* **AIM OF THE TASK**: If a line below includes the string "Separator", copy it.

Data about app and page elements:

• • • • •

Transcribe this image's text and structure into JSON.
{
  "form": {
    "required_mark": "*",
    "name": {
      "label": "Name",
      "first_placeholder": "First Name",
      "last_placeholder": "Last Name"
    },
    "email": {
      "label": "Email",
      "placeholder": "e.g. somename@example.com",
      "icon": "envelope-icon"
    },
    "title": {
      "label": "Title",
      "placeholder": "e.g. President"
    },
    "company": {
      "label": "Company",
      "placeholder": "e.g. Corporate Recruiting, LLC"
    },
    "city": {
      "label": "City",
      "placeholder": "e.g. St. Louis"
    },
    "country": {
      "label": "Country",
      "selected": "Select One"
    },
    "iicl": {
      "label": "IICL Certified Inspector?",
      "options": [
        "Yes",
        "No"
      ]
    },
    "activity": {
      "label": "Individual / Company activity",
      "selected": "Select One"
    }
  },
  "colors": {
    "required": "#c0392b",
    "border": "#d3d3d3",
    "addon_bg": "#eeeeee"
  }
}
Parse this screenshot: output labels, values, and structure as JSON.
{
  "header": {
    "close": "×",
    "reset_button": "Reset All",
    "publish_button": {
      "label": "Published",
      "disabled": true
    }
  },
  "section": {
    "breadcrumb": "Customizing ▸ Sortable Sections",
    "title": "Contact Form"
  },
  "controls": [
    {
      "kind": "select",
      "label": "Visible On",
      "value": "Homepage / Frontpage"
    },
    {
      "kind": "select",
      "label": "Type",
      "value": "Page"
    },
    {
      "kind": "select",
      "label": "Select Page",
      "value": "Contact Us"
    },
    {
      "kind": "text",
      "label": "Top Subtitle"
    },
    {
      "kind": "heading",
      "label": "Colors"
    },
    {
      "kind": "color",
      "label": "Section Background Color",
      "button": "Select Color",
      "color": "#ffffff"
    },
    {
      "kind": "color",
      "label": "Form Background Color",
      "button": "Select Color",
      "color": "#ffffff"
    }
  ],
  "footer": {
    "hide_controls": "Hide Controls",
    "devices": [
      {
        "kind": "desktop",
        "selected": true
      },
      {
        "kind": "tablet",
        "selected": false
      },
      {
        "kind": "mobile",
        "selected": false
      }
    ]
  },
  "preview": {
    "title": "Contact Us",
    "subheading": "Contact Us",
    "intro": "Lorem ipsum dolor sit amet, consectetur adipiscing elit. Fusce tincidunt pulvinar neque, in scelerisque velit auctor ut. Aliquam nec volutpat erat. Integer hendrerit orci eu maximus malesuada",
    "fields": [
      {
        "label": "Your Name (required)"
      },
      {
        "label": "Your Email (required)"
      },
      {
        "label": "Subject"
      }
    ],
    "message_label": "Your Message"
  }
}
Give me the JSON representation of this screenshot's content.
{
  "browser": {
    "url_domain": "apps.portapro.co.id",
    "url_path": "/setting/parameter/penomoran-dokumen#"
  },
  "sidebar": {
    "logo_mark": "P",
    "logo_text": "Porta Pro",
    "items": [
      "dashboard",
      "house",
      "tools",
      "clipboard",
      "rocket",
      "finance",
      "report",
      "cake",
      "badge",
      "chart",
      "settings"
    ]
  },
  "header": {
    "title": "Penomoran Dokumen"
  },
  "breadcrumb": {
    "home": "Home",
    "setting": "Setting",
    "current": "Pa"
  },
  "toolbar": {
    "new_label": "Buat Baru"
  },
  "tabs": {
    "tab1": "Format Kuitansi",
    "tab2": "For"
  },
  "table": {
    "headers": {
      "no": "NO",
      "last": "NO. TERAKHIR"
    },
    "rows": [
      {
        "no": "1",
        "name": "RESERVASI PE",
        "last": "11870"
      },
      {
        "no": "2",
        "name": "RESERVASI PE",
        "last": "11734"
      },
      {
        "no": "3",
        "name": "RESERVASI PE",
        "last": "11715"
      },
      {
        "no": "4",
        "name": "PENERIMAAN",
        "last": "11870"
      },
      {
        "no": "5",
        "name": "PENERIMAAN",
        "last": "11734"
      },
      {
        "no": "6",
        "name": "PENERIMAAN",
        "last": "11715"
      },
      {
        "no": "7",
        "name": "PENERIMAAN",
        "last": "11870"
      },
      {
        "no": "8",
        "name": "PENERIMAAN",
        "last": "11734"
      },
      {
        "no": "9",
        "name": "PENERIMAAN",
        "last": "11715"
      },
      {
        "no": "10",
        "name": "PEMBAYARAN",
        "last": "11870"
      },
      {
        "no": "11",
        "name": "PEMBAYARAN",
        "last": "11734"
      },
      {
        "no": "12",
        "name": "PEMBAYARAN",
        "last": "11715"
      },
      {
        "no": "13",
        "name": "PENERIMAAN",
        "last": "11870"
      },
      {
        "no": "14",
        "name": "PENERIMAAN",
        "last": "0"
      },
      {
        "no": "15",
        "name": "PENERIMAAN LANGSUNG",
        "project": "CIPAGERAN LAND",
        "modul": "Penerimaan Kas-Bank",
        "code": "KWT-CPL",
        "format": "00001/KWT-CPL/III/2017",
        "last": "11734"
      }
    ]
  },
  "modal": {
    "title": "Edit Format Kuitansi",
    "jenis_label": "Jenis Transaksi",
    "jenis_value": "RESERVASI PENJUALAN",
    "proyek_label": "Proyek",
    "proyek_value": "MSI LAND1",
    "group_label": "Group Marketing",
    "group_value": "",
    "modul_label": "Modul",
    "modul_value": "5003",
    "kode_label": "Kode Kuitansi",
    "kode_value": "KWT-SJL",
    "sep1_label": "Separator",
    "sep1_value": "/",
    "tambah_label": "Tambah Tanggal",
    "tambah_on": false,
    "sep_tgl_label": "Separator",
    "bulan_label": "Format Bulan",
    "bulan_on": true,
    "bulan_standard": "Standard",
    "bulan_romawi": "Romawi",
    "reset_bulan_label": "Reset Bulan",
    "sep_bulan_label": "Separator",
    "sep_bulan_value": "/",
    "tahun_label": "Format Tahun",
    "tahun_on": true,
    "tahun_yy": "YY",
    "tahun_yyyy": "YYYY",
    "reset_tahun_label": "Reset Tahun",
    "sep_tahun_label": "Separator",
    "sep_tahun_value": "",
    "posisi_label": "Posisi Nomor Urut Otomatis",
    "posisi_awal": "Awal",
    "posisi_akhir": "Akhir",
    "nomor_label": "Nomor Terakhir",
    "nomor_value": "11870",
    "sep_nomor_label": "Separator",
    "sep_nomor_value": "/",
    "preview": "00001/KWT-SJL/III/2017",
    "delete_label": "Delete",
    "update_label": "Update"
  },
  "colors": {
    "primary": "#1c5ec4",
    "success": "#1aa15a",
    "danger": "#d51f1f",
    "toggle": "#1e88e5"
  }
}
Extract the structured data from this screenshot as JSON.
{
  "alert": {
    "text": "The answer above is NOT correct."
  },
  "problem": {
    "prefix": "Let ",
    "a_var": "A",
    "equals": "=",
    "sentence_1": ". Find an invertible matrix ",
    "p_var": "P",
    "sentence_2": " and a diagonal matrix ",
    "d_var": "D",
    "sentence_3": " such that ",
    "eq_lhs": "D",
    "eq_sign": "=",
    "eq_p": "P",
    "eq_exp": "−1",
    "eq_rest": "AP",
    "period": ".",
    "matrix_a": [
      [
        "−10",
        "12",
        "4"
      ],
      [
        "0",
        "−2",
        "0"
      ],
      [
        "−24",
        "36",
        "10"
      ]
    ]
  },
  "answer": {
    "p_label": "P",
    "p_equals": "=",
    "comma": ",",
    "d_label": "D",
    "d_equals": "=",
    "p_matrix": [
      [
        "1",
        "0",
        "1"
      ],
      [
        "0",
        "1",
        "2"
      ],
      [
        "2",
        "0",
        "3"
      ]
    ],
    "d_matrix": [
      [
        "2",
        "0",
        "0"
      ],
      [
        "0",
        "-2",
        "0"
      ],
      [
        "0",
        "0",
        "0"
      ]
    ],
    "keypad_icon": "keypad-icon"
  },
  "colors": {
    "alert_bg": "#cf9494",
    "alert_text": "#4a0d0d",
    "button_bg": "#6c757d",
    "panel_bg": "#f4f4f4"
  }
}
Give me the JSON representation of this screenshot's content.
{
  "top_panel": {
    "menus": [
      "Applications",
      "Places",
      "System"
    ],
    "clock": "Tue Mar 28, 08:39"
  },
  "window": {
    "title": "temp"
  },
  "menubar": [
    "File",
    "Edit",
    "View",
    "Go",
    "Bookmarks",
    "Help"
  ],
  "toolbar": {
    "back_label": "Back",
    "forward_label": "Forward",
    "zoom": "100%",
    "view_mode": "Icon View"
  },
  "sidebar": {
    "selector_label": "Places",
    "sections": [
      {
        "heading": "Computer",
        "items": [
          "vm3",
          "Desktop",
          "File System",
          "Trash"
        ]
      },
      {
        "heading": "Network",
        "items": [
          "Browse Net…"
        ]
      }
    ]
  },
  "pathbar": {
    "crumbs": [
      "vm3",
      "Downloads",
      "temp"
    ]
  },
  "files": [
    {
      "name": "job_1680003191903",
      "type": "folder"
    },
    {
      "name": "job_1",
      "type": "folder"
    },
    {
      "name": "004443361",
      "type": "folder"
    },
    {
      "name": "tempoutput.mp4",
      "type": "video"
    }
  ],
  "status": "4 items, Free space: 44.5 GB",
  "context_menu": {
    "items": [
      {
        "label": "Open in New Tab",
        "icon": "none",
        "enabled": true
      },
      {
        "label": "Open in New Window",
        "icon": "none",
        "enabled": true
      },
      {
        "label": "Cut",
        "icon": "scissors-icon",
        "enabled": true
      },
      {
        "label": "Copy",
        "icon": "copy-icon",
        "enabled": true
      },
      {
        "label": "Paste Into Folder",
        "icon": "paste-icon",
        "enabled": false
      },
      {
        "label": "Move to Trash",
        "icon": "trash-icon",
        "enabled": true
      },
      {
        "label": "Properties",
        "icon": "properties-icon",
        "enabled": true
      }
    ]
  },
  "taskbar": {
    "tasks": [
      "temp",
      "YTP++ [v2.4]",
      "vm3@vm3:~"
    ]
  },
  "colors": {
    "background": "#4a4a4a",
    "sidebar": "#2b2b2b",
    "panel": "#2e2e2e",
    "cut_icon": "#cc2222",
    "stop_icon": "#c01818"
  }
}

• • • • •

* **TASK ANSWER**:
    "sep1_label": "Separator",
    "sep_tgl_label": "Separator",
    "sep_bulan_label": "Separator",
    "sep_tahun_label": "Separator",
    "sep_nomor_label": "Separator",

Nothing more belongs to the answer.